START EXERCISE INPUTS
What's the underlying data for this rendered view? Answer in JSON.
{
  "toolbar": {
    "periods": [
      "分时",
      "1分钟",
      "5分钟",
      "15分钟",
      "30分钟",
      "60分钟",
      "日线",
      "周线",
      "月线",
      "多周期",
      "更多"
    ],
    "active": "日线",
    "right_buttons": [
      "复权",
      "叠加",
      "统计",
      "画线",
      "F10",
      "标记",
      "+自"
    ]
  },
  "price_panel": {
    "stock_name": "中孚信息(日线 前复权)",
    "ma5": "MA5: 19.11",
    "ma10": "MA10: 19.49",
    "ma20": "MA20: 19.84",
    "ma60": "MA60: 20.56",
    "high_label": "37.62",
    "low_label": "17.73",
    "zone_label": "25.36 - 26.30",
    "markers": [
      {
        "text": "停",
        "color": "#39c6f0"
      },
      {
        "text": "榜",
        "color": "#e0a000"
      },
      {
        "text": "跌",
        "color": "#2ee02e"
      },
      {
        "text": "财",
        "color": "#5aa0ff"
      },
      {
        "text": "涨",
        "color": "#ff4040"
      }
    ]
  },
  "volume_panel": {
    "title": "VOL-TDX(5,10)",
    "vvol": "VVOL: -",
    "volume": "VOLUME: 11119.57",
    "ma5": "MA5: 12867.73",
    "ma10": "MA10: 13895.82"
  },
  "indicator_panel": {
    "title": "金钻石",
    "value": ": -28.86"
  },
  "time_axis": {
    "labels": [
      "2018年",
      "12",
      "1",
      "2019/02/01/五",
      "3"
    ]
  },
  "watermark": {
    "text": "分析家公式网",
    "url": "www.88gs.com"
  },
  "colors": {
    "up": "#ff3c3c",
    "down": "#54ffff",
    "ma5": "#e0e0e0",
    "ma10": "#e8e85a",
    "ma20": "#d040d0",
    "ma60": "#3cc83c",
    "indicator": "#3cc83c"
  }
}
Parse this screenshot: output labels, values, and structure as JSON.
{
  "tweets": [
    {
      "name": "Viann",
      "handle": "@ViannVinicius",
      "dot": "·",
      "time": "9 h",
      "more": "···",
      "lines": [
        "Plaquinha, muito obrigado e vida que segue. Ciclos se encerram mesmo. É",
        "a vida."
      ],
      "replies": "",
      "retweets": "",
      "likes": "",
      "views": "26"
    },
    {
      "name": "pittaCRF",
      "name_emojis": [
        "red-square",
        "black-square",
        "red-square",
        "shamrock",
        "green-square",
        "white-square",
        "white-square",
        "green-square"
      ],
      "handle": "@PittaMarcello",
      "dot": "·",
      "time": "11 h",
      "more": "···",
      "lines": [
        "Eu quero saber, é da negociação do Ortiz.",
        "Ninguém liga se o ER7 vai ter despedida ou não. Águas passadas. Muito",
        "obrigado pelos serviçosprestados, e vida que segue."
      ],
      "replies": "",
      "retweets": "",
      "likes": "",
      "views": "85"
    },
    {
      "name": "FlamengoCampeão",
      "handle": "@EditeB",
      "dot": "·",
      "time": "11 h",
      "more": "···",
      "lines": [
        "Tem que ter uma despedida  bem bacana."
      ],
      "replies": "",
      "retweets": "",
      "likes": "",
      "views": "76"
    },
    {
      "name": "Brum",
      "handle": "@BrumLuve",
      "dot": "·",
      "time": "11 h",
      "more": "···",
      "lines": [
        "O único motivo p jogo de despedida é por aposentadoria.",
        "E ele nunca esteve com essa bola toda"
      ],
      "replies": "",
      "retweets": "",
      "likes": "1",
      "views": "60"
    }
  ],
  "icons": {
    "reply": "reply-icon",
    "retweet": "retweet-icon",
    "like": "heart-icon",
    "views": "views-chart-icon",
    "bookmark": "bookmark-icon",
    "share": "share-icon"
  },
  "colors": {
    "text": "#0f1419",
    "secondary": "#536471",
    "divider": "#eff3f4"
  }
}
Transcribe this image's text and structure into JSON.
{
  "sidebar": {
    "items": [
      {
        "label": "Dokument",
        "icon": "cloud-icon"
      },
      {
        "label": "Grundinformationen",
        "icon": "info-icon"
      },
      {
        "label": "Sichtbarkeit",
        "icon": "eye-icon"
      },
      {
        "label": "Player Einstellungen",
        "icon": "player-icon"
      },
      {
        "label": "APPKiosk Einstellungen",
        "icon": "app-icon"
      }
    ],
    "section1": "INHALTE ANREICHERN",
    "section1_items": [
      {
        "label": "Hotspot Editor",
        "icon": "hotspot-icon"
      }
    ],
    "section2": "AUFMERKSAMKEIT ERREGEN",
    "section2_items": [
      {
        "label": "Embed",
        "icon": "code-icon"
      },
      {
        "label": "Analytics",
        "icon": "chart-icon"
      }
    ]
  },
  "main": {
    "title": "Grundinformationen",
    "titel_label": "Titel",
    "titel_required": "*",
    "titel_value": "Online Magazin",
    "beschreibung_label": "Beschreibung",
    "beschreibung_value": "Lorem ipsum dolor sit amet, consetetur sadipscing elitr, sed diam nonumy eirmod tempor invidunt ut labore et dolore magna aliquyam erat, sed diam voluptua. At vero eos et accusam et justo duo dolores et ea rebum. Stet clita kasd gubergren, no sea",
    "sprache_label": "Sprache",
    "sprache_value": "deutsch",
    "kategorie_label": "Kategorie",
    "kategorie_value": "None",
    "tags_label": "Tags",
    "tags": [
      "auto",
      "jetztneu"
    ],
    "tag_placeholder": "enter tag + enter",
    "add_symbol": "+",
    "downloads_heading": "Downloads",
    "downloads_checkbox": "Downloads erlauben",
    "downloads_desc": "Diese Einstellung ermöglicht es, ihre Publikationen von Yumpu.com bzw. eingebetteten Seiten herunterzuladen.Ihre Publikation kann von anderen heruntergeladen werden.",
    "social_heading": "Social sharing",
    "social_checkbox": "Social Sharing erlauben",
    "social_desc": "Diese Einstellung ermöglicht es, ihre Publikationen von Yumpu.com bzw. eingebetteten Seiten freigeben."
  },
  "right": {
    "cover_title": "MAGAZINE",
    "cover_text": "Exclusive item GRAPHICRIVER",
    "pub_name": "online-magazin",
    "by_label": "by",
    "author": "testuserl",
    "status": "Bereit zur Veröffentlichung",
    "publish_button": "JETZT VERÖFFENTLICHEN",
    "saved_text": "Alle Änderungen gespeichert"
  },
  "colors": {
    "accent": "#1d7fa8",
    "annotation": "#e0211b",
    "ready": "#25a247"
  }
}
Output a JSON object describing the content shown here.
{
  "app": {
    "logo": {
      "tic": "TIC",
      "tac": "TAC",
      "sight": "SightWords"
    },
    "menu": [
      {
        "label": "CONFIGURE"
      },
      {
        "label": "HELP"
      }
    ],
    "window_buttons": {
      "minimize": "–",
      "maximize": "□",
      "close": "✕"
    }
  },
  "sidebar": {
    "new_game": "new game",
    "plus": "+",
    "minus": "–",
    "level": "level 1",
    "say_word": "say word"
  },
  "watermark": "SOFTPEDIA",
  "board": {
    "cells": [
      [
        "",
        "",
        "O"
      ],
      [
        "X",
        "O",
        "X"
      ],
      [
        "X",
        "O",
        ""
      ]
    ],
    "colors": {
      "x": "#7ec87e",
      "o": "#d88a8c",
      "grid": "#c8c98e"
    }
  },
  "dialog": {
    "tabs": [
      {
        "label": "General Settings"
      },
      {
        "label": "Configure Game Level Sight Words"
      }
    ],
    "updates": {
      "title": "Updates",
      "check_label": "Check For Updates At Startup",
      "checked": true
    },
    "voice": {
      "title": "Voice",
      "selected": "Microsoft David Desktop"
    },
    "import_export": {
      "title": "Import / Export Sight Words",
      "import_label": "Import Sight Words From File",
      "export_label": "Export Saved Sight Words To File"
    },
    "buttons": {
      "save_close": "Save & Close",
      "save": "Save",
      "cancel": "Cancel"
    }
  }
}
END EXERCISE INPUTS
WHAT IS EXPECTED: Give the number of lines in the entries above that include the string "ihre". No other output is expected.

RESPONSE FOR THIS EXERCISE: 2